The problem →
Looking at the material below, work out how many of its lines hold the string "value". Give that figure alone.

Exercise materials →
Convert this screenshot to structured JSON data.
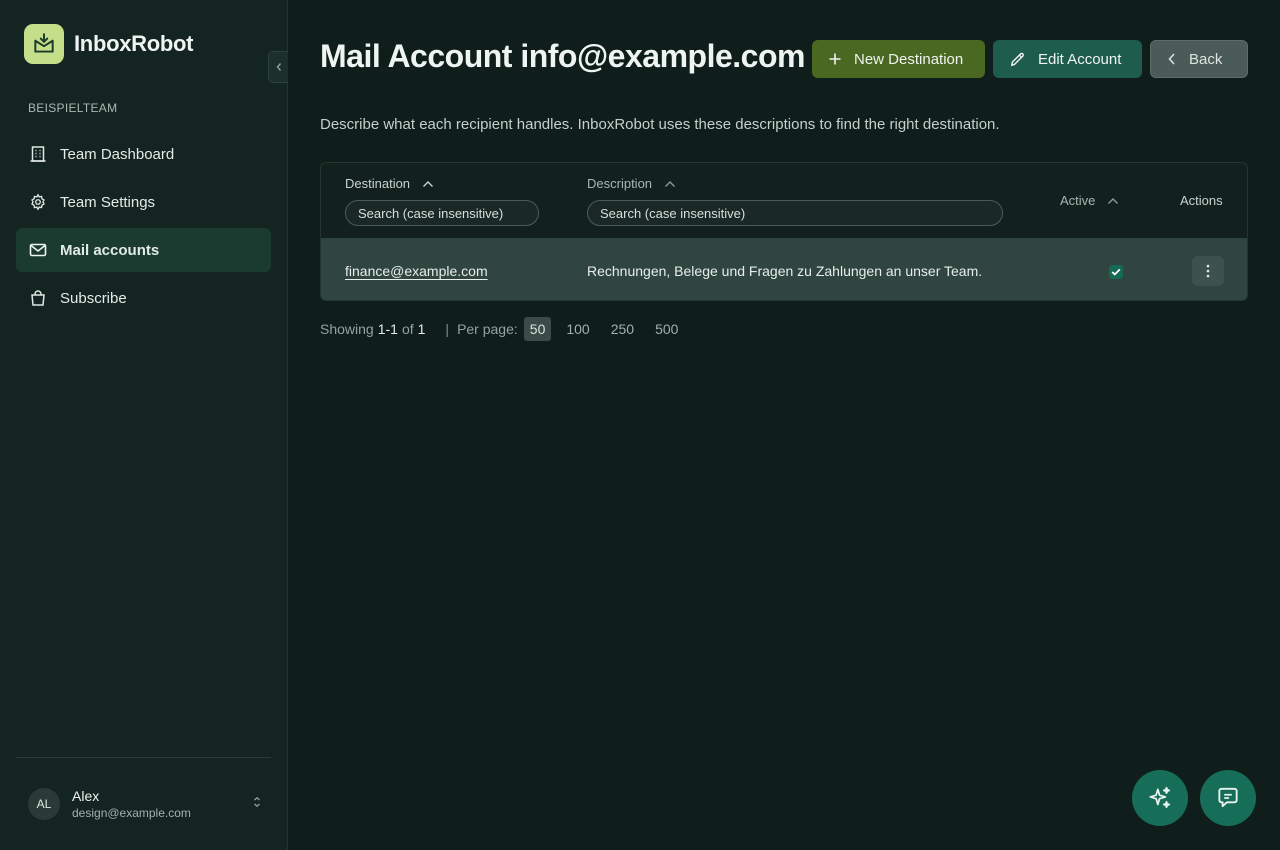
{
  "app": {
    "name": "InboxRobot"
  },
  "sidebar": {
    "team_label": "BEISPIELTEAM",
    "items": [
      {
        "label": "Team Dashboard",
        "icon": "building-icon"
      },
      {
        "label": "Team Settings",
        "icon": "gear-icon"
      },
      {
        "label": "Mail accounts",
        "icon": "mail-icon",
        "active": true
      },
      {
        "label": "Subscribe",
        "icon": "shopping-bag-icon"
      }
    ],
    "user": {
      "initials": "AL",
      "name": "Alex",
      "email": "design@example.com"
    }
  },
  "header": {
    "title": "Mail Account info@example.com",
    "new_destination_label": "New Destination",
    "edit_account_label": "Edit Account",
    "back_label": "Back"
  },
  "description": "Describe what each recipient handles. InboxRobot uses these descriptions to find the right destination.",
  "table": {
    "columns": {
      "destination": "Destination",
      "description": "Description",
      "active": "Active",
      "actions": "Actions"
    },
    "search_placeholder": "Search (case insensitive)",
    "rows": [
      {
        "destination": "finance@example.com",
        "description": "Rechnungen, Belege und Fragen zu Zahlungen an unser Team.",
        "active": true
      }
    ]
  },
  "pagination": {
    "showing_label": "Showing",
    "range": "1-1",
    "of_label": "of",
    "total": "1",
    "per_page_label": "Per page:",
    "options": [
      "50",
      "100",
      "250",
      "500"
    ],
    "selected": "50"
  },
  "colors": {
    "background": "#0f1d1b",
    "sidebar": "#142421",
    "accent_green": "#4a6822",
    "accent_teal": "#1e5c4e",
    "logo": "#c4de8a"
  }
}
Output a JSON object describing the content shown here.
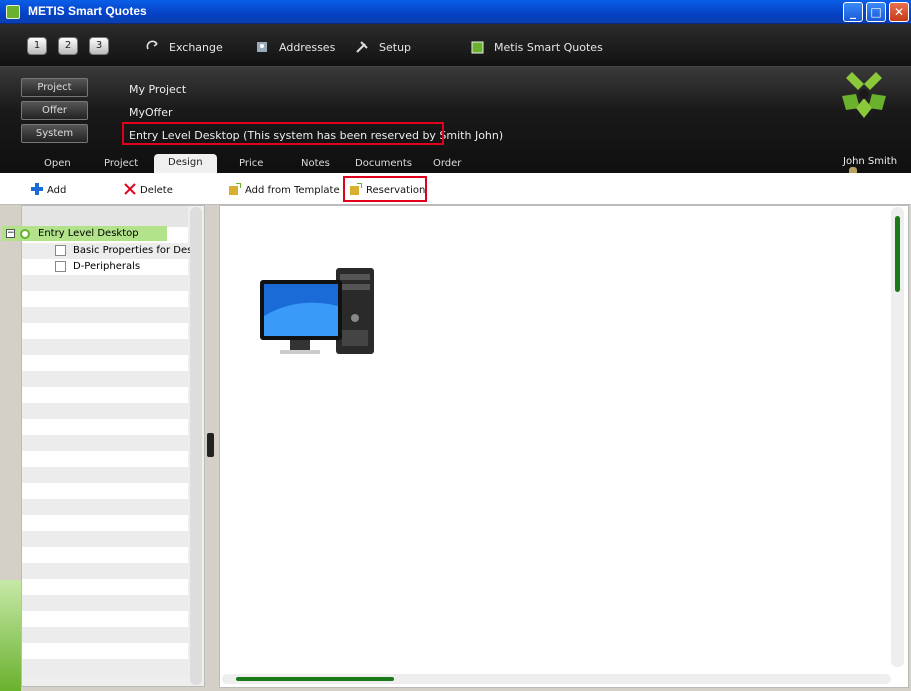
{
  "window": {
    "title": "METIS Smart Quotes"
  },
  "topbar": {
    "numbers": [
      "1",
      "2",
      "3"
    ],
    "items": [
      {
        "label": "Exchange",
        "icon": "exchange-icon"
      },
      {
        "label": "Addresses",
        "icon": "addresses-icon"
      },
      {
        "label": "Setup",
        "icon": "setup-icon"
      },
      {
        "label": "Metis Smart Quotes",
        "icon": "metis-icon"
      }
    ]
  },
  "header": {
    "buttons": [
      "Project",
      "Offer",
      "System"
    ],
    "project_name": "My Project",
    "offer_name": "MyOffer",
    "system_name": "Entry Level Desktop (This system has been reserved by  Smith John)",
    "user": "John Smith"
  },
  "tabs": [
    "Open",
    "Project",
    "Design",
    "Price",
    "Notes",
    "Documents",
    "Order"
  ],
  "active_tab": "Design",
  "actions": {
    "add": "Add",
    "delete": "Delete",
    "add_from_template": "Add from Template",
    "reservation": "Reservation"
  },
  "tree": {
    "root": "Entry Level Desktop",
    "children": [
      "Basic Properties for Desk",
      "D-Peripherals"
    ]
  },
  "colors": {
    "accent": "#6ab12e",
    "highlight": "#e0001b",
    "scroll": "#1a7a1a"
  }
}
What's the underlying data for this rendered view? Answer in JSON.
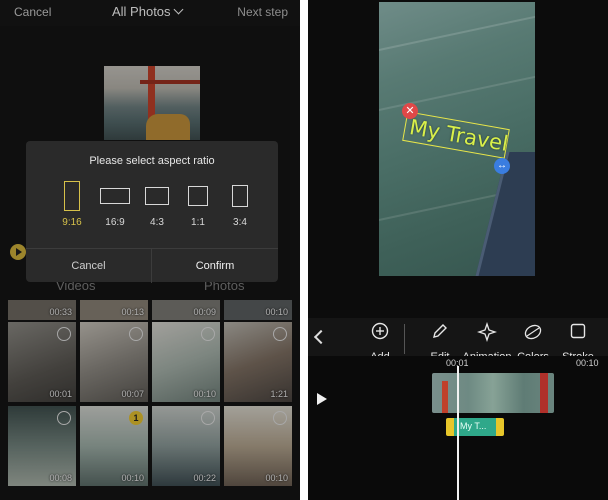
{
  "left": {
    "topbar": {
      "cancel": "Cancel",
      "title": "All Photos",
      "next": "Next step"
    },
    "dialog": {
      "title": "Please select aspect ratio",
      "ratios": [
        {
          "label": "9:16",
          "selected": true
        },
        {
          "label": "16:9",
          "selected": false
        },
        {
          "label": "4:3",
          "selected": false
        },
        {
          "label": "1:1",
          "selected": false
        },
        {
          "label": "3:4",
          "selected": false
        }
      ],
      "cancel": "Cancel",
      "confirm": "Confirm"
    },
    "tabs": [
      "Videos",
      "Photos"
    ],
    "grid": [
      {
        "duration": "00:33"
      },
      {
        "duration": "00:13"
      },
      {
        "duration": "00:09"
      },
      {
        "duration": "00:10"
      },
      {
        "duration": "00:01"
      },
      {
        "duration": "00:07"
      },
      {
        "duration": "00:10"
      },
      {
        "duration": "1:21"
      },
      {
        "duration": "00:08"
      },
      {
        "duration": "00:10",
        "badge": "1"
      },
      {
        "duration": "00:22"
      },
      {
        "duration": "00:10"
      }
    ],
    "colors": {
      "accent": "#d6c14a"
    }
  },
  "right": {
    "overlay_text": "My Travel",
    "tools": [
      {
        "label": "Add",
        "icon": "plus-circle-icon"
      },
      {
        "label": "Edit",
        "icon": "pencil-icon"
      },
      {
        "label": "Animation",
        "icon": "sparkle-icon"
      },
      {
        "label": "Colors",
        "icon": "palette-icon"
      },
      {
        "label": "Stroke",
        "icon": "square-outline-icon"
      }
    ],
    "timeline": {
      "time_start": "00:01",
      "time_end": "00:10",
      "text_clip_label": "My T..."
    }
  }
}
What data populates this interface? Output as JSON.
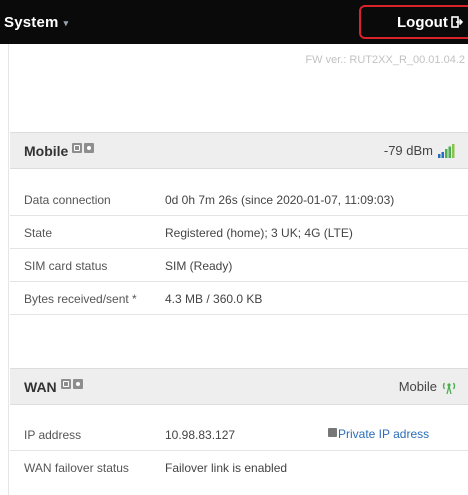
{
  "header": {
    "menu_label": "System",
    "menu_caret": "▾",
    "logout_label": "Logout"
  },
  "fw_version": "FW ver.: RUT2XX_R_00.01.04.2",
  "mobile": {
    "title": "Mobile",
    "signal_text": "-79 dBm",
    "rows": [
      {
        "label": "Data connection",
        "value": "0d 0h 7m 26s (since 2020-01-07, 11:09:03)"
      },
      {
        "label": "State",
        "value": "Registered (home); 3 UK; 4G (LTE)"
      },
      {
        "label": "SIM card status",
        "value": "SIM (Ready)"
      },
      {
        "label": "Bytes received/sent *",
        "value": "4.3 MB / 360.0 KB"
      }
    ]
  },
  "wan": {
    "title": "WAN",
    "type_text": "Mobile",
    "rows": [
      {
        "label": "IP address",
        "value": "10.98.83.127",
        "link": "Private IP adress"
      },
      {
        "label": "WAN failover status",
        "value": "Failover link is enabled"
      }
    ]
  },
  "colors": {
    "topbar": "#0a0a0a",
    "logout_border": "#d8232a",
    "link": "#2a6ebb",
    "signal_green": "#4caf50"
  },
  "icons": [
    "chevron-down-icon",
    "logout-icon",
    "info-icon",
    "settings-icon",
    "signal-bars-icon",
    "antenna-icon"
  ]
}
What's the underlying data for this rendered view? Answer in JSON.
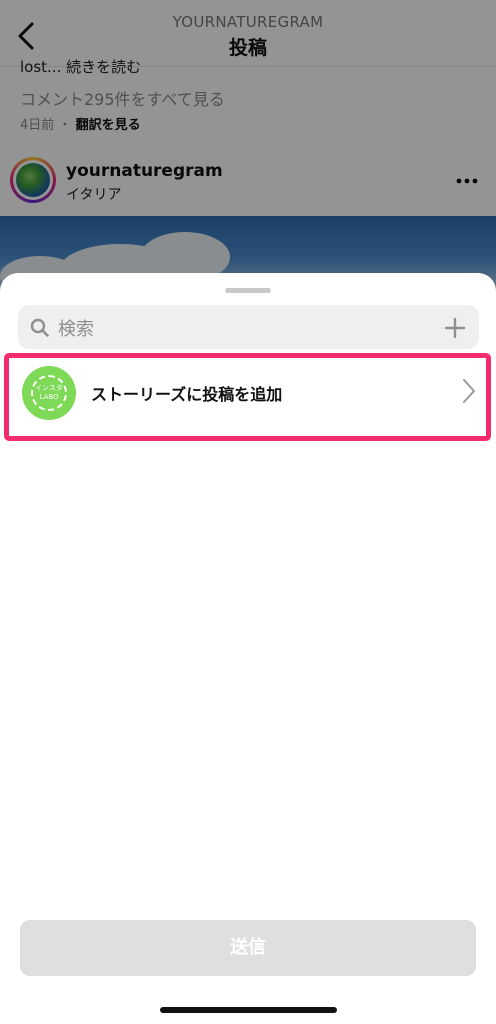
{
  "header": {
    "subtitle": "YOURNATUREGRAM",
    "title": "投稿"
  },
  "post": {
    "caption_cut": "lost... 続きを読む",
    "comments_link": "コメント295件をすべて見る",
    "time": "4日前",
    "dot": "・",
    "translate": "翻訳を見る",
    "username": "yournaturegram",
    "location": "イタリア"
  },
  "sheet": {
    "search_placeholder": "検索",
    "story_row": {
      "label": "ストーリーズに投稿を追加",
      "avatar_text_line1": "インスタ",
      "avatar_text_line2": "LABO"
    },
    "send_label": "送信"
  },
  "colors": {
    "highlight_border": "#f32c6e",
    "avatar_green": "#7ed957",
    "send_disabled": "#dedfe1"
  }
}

Response area →
6